For instance, all three main characters have issues with their parents. I mean, they are teenagers. And of course, what we get most invested in is Ryo’s potential coming out. But we barely see Ryo’s parents before the last volume. No kidding, I think we see a panel of his mom and that’s about it. We do meet Ryo’s brother in book 3 and he gets a bit more time on page but hardly. Then there’s the confrontation, it lasts 2 pages, the brother is fairly supportive, the mom doesn’t react that well and it seems like the dad doesn’t react at all, and we never see them again.

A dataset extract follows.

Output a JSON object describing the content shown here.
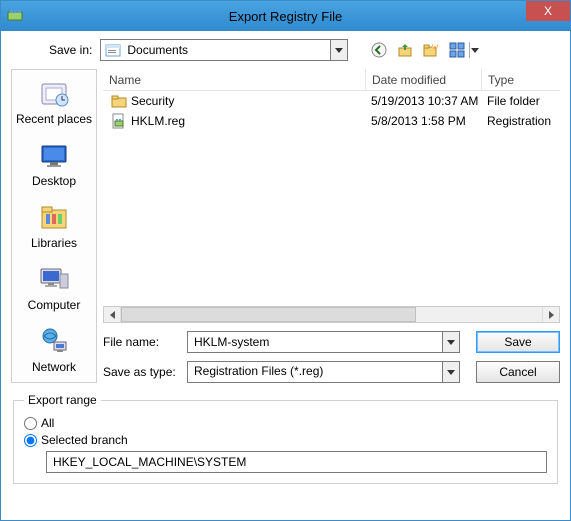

That’s it.
Jin and his dad are given more of a chance to actually complete their arc together but Jin’s dad appears very late in the story and we only get a couple of clues about Jin’s family life so I never really got invested because I never really knew what was going on in the first place.
There’s a lot of things like this. A popular YouTuber called Wing gives them a boost in recognition but also in unwanted attention. Now it could have just stayed at that and it would be fine but there’s almost a full volume dedicated to fleshing out Wing’s backstory and circumstances and then he just sort of disappears from the story.
Ryo makes friends at his part-time job and there’s a lot of highs and lows there and it just ends in a sort of vague unresolved middle ground.
Heck, even with the brand. They approach a professional brand owner early on and get turned away. The story is built in such a way that you expect this guy to eventually take them under his wing but that gets subverted and a completely new character comes out of nowhere in the last volume to teach them about the business. I did like the subversion, I thought that was cool. And I do like Joe (the mentor character). However, he basically gets introduced at the end so we just don,t have enough time with him to form much of a connection. And he ends up seeming like more of a Deus Ex Machina than anything else.
None of these elements would really matter on their own, but when you put them together, it starts to add up. For me, it left me with the impression that I didn’t get a chance to find out about most of the story. Like I was only observing it from the outside.
I should switch my manga review format. Because I talk about the positives before the negatives, I always feel like I end up giving a much worse image of the manga than I mean to. I actually quite liked Boys Run The Riot. In fact, as soon as I finished volume 1, I knew I wanted to read the entire series and I bought all of it.
Yes, I think it’s a little naive. All in all, obstacles get overcome pretty quickly and easily and we don,t really get a good exploration of the deeper themes. But at the same time, I found the characters enjoyable and the pacing good enough that it was difficult to put down. If you are interested in stories about trans issues or stories about fashion, it’s a pretty good series to check out.